18 September 2013

Matthew 2:13-23

“He made his home in a town called Nazareth, so that what had been spoken through the prophets might be fulfilled, ‘He will be called a Nazorean.’” (v. 23)


Given the extraordinary names that Jesus has been given in the opening to Matthew's Gospel, it comes as a shock to read today's verses. However exalted the Messiah, king and saviour of the world is, Jesus needs to be taken by Mary and Joseph to Egypt as a refugee, in order to escape the Massacre of the Innocents that Herod decrees. Jesus may be God's chosen one, but in his human vulnerability needs the care and quick thinking of his parents in order to survive.

 Today's passage does not introduce any new names or ideas about Jesus as such, but it reinforces Matthew's Gospel's emphasis on the fulfilling of the Jewish Scriptures. The passage is significant for the way it demonstrates that the hand of history is upon this little boy, as he is first taken to Egypt and then returns via Israel to settle further north  in Nazareth, in Galilee. For Matthew the flight to Egypt is necessary if Hosea 11:1 is to be fulfilled, "When Israel was a child, I loved him, and out of Egypt I called my son." Without over-emphasising the point, Jesus is seen as the new Israel, and even the new Moses. Secondly, the mother figure of Israel, Rachel, weeping for her children in verse 18, fulfils the prophecy of Jeremiah 31:15 and is clearly linked to Herod's massacre. Thirdly, the last historical link in this passage concerns the return of Mary and Joseph to Nazareth. The actual reference to Nazareth in the prophets is not conclusive, and Nazareth does not seem to have been highly regarded (eg John 1:46 where Nathanael asks "Can anything good come out of Nazareth?" ). This passage therefore shows that, however unlikely, Jesus was indeed destined to live in Galilee, but that although he lived and grew up in Nazareth, it did not mean that he could not have been born in Bethlehem.

Jesus was a leader with the hand of history upon him. The Old Testament was being fulfilled in him, in person.

To Ponder

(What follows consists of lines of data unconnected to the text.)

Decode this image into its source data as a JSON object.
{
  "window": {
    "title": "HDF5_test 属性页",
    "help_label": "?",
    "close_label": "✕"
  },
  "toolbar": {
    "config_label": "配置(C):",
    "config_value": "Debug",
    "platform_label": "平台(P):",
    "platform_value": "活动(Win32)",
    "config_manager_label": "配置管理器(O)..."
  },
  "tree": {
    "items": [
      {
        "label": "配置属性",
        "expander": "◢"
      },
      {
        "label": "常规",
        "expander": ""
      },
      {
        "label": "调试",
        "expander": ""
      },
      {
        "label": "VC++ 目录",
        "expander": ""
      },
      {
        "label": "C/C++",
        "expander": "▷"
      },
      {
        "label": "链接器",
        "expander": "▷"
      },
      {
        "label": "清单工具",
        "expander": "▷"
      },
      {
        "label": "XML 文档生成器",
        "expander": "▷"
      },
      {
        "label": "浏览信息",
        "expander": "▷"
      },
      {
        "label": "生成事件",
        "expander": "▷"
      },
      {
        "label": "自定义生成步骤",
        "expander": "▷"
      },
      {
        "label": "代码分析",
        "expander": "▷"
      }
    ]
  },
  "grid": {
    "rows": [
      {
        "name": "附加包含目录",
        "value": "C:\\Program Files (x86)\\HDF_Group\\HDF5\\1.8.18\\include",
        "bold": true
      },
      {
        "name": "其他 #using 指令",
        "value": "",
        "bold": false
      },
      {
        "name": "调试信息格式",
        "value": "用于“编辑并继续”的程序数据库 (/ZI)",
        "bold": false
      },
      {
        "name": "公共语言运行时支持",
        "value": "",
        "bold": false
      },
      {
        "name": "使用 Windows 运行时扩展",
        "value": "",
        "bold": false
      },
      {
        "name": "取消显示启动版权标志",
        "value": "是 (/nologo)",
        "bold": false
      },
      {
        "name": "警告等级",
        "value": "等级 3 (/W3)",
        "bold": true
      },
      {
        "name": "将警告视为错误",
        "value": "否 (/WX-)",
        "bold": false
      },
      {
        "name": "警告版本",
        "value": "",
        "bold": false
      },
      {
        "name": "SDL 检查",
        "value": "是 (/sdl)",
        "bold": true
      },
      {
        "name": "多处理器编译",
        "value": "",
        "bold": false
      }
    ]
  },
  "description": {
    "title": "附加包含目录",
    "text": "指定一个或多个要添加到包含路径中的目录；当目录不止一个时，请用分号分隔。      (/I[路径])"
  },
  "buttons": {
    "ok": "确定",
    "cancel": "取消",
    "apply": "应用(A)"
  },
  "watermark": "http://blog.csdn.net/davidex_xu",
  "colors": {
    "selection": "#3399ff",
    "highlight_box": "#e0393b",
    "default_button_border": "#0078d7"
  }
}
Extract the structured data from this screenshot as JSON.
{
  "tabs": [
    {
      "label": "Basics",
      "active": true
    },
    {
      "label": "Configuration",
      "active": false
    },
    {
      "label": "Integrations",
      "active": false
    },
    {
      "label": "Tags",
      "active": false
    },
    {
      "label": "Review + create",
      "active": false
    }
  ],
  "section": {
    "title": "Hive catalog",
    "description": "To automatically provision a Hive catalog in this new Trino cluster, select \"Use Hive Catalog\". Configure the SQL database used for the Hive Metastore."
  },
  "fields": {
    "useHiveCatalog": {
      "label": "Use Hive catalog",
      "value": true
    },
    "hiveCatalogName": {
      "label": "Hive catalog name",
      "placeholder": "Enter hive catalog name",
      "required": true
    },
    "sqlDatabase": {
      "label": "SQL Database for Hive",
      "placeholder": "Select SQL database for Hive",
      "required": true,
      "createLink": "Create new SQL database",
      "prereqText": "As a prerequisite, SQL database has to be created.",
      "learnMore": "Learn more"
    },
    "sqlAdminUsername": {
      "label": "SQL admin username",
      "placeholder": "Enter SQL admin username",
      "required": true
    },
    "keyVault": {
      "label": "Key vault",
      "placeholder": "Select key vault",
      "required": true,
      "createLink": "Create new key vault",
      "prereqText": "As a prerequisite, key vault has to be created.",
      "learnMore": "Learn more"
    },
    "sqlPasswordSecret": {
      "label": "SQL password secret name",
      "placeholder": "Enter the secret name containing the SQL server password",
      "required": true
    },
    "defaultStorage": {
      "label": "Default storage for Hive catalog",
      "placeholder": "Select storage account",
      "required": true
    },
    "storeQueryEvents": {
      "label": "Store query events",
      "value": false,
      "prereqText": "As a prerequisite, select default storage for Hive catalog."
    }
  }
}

  • What refugee situations are on your heart at the moment? Please remember them in your prayers.
  • Strangers amongst us can bring great blessings. Is your church or fellowship a place where 'outsiders' can find welcome, hospitality, and true sharing?

Bible notes author

Michael King

Michael King is a Methodist local preacher. From 2000-2011, he was leader of the Methodist Church's World Church Relationships team, and was the vice-president of the Methodist Conference in 2012/2013.